Dependency: Learning from the Danish Welfare Experiment
Extraordinary increases in government dependency in the United States have become a regular headline. It seems that records are broken every week for food stamp recipients, those on the disability rolls, and the number of people living in poverty. These numbers are often dismissed by some as signs of a weak economy or the manipulation of data, but reality tells a very different story, and the picture is not pretty. The true story is one of rising reliance on America’s stretched tax dollars, and it should be a concern to all.
However, problems with dependency are not limited to the United States alone. As illustrated in a recent New York Times article, it is becoming clear that the welfare state in Denmark is not only being abused, but the country can no longer afford it. What provoked this rethinking has been the realization that many are receiving benefits greater than the income of most of the country’s full time workers. With the population aging and a dwindling tax base, the Danes will not be able to support their generous benefit system. The Danes, as with many other Scandinavians, have generations of liberal welfare policies that are now coming back to haunt them.
At home, the pattern of increased government dependency is clear. Since 2000, the percentage of the American public receiving means tested benefits has increased by 9.5 percent. In 1990, less than half of the federal budget outlays were devoted to entitlement transfers, and today over 60 percent of the budget is devoted to such activities. Since 2008, the percentage of the population receiving food stamps has increased from 9 percent to 15 percent, while unemployment hovers just a few percentage points above what we accept as normal.
I have worked for almost 50 years helping to move previously dependent people into jobs, and I have learned a great deal about dependence. Most people who rely on the government for subsistence prefer to work. Some believe these people are maligners or leeches manipulating the system for their benefit. Of course these people do exist, but the welfare queens of Ronald Reagan’s imagination and the 47 percent purposely dependent in the world dreamed up by Mitt Romney are less to blame than our public policies that encourage such dependency.
Today, almost 2 million New York City residents receive food stamps, up from over 1 million in 2007. The federal government has told New York City that it cannot require food stamp recipients to partake in work activities, thereby undermining an attempt to help recipients become self-sufficient.
Social Security Disability is no different. For almost 20 years, states have used it as a dumping ground for their most difficult welfare clients, kicking the cost to the federal government. Some law firms serve the sole purpose of helping clients apply for disability, and face no opposition in court. According to the Social Security Administration, the segment of the labor market currently receiving disability has increased by over 1 percent since 2000. Since 1996, over 8 million private sector jobs have been created, while more than 4 million Americans have been awarded disability payments. This pattern cannot continue.

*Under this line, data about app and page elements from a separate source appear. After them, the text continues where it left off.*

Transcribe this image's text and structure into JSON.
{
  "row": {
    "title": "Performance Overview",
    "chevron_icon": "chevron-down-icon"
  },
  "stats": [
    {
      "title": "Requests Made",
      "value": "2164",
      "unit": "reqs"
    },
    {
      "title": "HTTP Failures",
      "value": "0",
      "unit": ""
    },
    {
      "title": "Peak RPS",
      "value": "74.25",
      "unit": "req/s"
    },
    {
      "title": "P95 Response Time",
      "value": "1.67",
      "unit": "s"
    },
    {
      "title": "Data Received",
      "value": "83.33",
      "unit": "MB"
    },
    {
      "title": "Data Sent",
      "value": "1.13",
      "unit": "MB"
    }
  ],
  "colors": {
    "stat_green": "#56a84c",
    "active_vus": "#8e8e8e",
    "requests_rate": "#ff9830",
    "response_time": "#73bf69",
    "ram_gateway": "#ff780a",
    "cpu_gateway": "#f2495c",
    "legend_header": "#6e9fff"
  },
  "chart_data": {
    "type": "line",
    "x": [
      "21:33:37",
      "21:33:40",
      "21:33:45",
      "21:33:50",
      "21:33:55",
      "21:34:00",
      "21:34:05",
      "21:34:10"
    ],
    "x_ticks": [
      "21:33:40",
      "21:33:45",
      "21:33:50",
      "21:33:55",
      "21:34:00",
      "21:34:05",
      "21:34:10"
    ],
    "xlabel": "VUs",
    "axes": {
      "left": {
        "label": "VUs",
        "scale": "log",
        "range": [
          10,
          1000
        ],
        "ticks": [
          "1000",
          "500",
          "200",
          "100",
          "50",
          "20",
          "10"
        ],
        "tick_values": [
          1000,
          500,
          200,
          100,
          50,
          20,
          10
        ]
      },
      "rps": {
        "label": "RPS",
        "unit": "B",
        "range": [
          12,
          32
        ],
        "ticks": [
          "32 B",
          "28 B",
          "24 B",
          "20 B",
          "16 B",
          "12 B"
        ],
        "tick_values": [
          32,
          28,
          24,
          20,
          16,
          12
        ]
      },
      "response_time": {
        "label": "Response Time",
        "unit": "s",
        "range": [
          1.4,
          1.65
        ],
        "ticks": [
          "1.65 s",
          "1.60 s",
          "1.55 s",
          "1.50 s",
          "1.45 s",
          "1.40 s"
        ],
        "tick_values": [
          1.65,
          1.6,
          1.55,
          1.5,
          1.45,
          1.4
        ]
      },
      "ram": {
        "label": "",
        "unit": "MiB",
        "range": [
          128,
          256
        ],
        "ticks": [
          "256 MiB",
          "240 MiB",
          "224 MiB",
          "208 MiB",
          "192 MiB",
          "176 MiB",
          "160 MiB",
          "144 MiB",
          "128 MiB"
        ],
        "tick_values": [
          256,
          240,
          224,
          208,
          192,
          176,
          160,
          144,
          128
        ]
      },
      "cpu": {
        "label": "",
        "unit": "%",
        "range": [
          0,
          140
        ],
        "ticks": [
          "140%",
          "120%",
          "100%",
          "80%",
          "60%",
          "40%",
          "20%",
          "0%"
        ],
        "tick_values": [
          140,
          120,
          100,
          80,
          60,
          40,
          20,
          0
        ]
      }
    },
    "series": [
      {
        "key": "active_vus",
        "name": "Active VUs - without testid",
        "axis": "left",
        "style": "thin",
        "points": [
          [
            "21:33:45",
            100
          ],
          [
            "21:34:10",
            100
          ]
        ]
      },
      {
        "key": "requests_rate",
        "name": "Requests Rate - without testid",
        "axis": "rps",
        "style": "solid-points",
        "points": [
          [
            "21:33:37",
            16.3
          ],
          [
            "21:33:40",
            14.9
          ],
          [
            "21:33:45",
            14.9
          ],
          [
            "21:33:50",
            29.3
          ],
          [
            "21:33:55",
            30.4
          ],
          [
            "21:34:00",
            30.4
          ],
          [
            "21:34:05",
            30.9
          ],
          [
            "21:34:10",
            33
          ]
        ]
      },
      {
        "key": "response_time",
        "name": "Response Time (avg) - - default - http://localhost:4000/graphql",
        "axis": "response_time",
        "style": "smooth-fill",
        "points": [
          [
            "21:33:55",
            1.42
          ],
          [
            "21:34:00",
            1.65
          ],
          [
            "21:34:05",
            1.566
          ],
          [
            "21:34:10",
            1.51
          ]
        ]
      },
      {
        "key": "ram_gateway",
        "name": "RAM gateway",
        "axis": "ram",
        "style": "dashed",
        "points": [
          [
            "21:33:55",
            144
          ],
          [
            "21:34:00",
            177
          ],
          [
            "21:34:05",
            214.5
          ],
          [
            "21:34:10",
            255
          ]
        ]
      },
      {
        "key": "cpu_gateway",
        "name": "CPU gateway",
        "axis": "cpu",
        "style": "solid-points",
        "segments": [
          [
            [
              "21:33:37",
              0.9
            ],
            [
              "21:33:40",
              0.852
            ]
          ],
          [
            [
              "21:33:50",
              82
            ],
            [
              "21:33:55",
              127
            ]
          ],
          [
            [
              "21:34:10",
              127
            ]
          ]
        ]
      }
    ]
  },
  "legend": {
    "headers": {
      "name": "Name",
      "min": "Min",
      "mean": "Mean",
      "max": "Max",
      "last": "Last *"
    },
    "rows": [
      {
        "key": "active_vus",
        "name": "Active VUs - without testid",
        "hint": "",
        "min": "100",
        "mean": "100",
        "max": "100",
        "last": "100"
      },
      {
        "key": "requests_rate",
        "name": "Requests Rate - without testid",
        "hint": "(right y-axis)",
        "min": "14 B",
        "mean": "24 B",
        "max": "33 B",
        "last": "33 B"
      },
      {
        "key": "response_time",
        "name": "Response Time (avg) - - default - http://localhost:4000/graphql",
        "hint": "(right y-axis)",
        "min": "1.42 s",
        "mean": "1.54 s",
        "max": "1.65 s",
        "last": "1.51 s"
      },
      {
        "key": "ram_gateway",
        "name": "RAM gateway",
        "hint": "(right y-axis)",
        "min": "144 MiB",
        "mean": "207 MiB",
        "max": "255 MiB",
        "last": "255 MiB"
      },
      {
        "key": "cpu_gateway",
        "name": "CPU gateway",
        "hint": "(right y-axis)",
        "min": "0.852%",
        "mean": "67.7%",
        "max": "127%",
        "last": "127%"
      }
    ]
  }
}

The Danes, along with Great Britain, are retooling their disability to cull people who are capable of working. In Denmark, the government has proposed ending lifetime disability payments to those under the age of 40, making exceptions for those who truly are unable to work. In Great Britain, a new program called “The Personal Independence Payment,” will include a new face-to-face assessment and regular reviews – something missing in the current system. This will ensure the billions they spend can be better targeted to those who need it the most. Britain expects about a 20 percent reduction in the rolls. If the United States were to establish such a program, this could mean about 1.6 million people would be dropped from disability – a savings of $26 billion annually.
The unusual actions taken by countries with more generous and liberal safety net programs should serve as a wakeup call here in the US. We need to become more cautious and scrutinizing of programs that may have seemed benevolent at their birth, but have become abused, overly lenient, and unnecessarily bloated.